Kenora MP Greg Rickford's excited about a new energy agreement. He flew to Mexico on short notice over the weekend, so he could be part of an agreement on emissions controls between Canada, the United States and Mexico.

"Where Canada has oilsands, the United States obviously has coal. We want to reconcile, and make sure that the regulations reflect our ability to reduce GHG (greenhouse gases) emissions, but in a regulatory environment that respects what we're good at, in terms of energy production, and make it fair for all of us," he said.

Recently, the federal government released new targets for emission controls. Rickford, who is also the minister for natural resources, says the agreement will help Canadians to work closely with their American neighbours towards a cleaner future.

"When it's all said and done, despite having some different energy sector profile challenges and opportunities, it's important that we work together on things," he added.

The minister pointed out two areas of importance: carbon capture storage and regulations on methane. Last fall, Rickford visited a facility in Saskatchewan, where new technology was unveiled to help with carbon capture storage. He hoped the facility and technology would be duplicated in Alberta, where it could help with oilsands, as well as other countries.

The federal government had come under criticism in recent weeks, after unveiling greenhouse gas emission targets for 2030. Critics said they were unrealistic and didn't come with a plan for implementation, but Rickford says the new agreement will help governments across North America to work towards their targets together.
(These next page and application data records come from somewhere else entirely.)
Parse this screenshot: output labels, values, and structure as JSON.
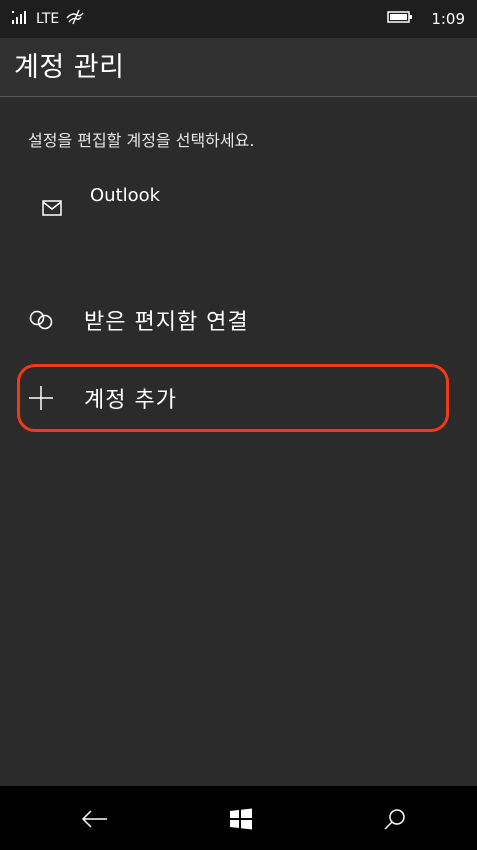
{
  "status_bar": {
    "network": "LTE",
    "time": "1:09"
  },
  "header": {
    "title": "계정 관리"
  },
  "main": {
    "instruction": "설정을 편집할 계정을 선택하세요.",
    "accounts": [
      {
        "name": "Outlook",
        "icon": "mail-icon"
      }
    ],
    "actions": [
      {
        "label": "받은 편지함 연결",
        "icon": "link-icon"
      },
      {
        "label": "계정 추가",
        "icon": "plus-icon"
      }
    ]
  },
  "nav_bar": {
    "buttons": [
      "back-icon",
      "windows-start-icon",
      "search-icon"
    ]
  },
  "colors": {
    "highlight": "#f03a17",
    "background": "#2b2b2b"
  }
}
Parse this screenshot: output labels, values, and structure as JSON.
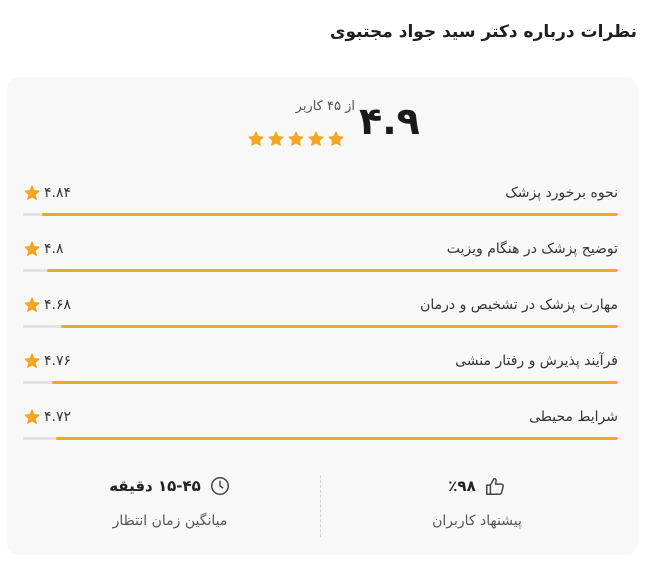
{
  "section_title": "نظرات درباره دکتر سید جواد مجتبوی",
  "summary": {
    "score": "۴.۹",
    "count_text": "از ۴۵ کاربر",
    "stars": 5
  },
  "criteria": [
    {
      "label": "نحوه برخورد پزشک",
      "value": "۴.۸۴",
      "fraction": 0.968
    },
    {
      "label": "توضیح پزشک در هنگام ویزیت",
      "value": "۴.۸",
      "fraction": 0.96
    },
    {
      "label": "مهارت پزشک در تشخیص و درمان",
      "value": "۴.۶۸",
      "fraction": 0.936
    },
    {
      "label": "فرآیند پذیرش و رفتار منشی",
      "value": "۴.۷۶",
      "fraction": 0.952
    },
    {
      "label": "شرایط محیطی",
      "value": "۴.۷۲",
      "fraction": 0.944
    }
  ],
  "stats": {
    "wait": {
      "value": "۱۵-۴۵ دقیقه",
      "label": "میانگین زمان انتظار",
      "icon": "clock-icon"
    },
    "recommend": {
      "value": "٪۹۸",
      "label": "پیشنهاد کاربران",
      "icon": "thumbs-up-icon"
    }
  },
  "colors": {
    "accent": "#f5a623",
    "track": "#e3e3e3",
    "card": "#f8f8f8"
  }
}
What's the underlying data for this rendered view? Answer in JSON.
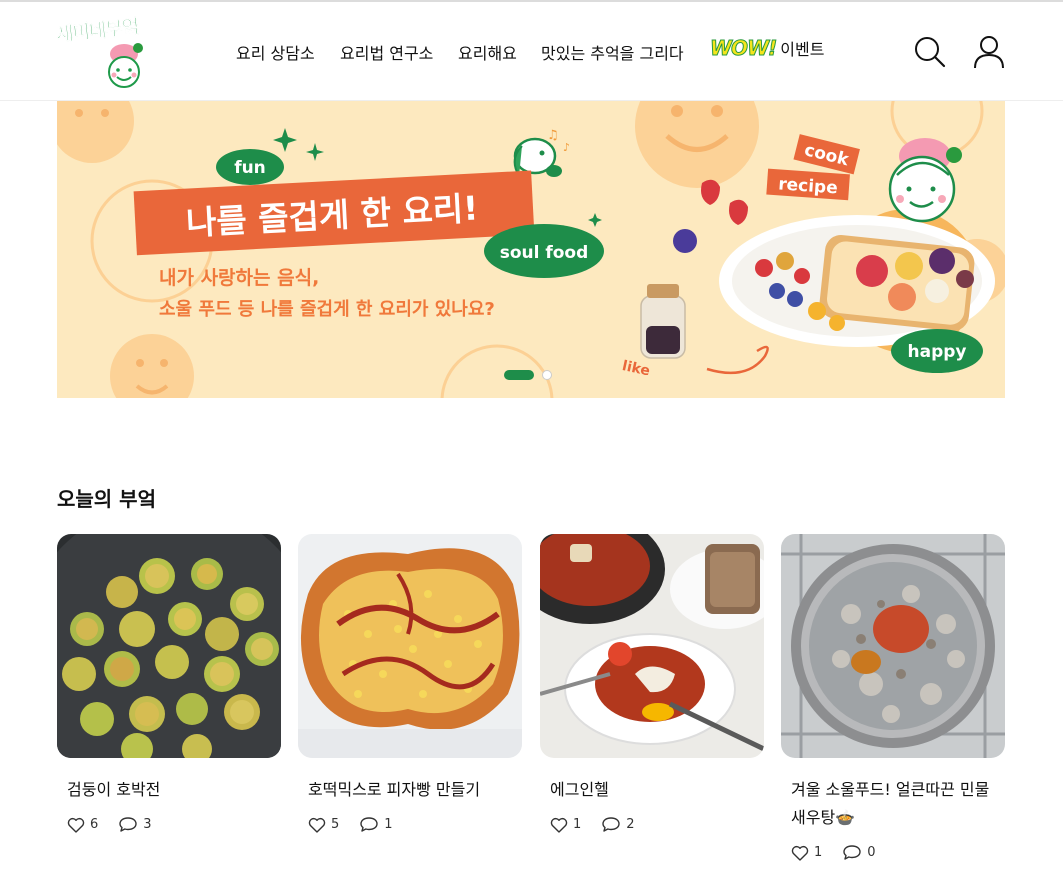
{
  "brand": {
    "logo_text": "새미네부엌"
  },
  "nav": {
    "items": [
      "요리 상담소",
      "요리법 연구소",
      "요리해요",
      "맛있는 추억을 그리다"
    ],
    "event_badge": "WOW!",
    "event_label": "이벤트"
  },
  "banner": {
    "headline": "나를 즐겁게 한 요리!",
    "subline1": "내가 사랑하는 음식,",
    "subline2": "소울 푸드 등 나를 즐겁게 한 요리가 있나요?",
    "tags": {
      "fun": "fun",
      "soul_food": "soul food",
      "cook": "cook",
      "recipe": "recipe",
      "happy": "happy",
      "like": "like"
    },
    "slide_count": 2,
    "active_slide": 1
  },
  "section": {
    "title": "오늘의 부엌"
  },
  "cards": [
    {
      "title": "검둥이 호박전",
      "likes": "6",
      "comments": "3"
    },
    {
      "title": "호떡믹스로 피자빵 만들기",
      "likes": "5",
      "comments": "1"
    },
    {
      "title": "에그인헬",
      "likes": "1",
      "comments": "2"
    },
    {
      "title": "겨울 소울푸드! 얼큰따끈 민물새우탕🍲",
      "likes": "1",
      "comments": "0"
    }
  ],
  "colors": {
    "brand_green": "#1e8d4a",
    "banner_bg": "#fde9bf",
    "banner_orange": "#e9673a"
  }
}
Ottawa had argued it didn't make sense for Canadians to act, if American companies and governments weren't going to join.
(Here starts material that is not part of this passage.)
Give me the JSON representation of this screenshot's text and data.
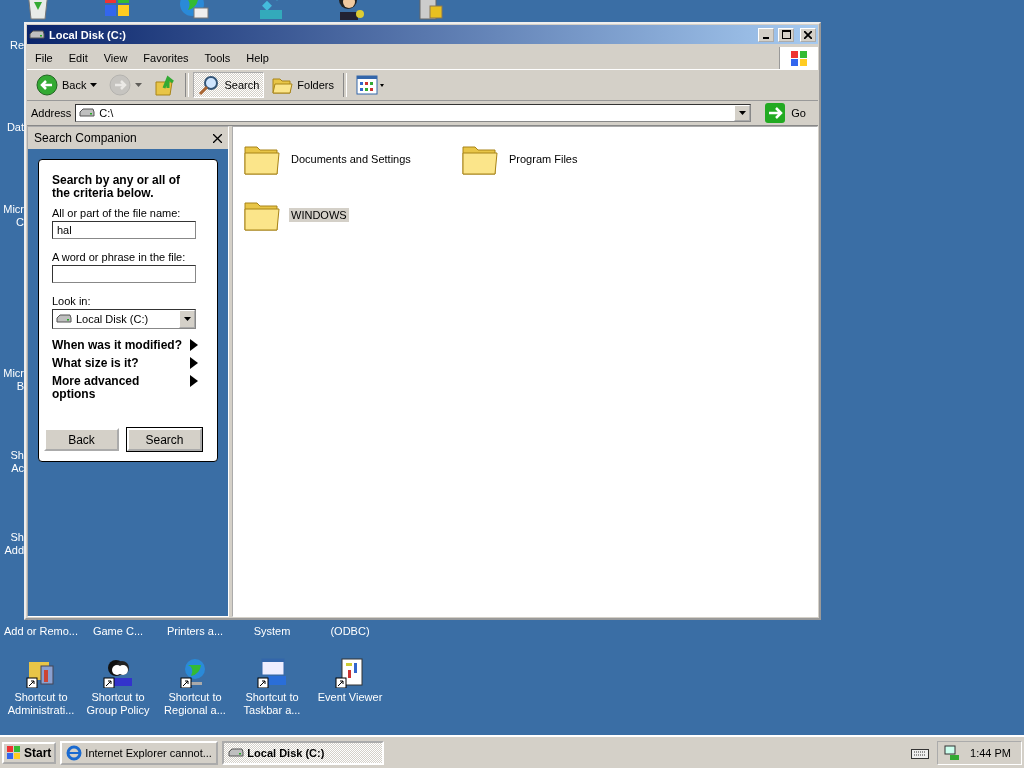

For more information:
Carbon Capture Storage
Natural Resources Canada - New climate change and energy collaboration
Natural Resources Canada - Working group on climate change